Simon Vance returns as narrator and is as good as ever. I now have five of my favorite Vampire Chronicles audiobooks; from Interview With A Vampire to Tale of the Body Thief and her most recent one, Prince Lestat.
3 of 3 people found this review helpful
In the 4th in the Vampire Chronicle series, Rice returns to the search for meaning that was such a strong theme in the first, Interview with a Vampire. It has always struck me that Rice uses Vampires as metaphor for angels. With all their gifts, they are not the reflection of God capable of creation that humans are. For blood sucking fiends, Rice's vampires spend a great deal of time discussing God, the meaning of their own existence and spirituality.
In the first book, we learn the early story in a dark 18th century New Orleans. In the second we meet Lestat as a sympathetic character. In the 3rd, Lestat is a rock star adventuring in the modern mortal world. In this, the 4th installment, he actually becomes a mortal man. The adventure allows Rice to explores what it means to be human, angel and devil.
I'll confess, I've read ahead in the series, but had skipped this one. I can tell you that this one is not as fast moving or gripping as the first three, but it's still a great story, mystery, adventure... Later books in the series wax very philosophical. It is clear that Rice begins her turn toward the more philosophical in The Tale of the Body Thief. Good book, no foul language or explicitly obscene content, but this is a book for adults.
2 of 2 people found this review helpful
I read the vampire trilogy when they first came out. Now in 2016 they continue to thrill me. I only wish that the other books in the vampire chronicles were in audio format.

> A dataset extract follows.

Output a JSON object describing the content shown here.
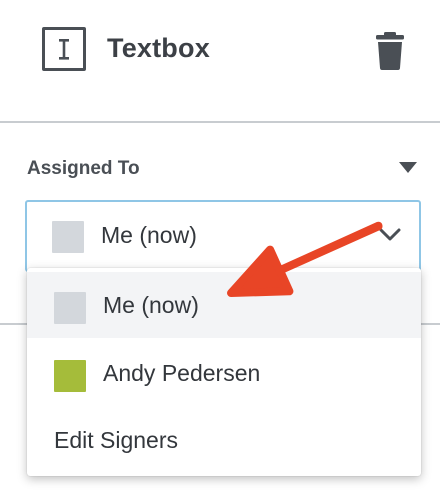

Very enjoyable having the books read to you, allows your imagination free reign, therefore I enjoyed the books in a fuller way.
1 of 1 people found this review helpful
Some people think that The Vampire Chronicles are not "real literature", whatever that is, and are only one step removed from Fifty Shades -which in my own defence, I have not read. But I like them for the same reason I like eating ice cream alone in front of a horror movie: it's chilling and delicious. The Chronicles portray being a vampire as being a bit like a Caesar: you can kill as many people as you want, live gorgeously, look and dress like a god, but after a while, it's all sooooooooo boring, and you'll try almost anything for a bit of entertainment. The larks to which Lestat gets up to in this novel are so daft (as when, in the horror movie, someone goes down into the cellar with a dodgy flashlight to see what's making that moaning noise) that only chronic, soul crushing boredom can explain it. This leads to a series of adventures and encounters so wonderful that only a Scheherazade like Rice could have conjured them. How does she do it? How does she get us on side with such a selfish, self-centred, spoiled and entitled creature? Who cares: pass the ice cream.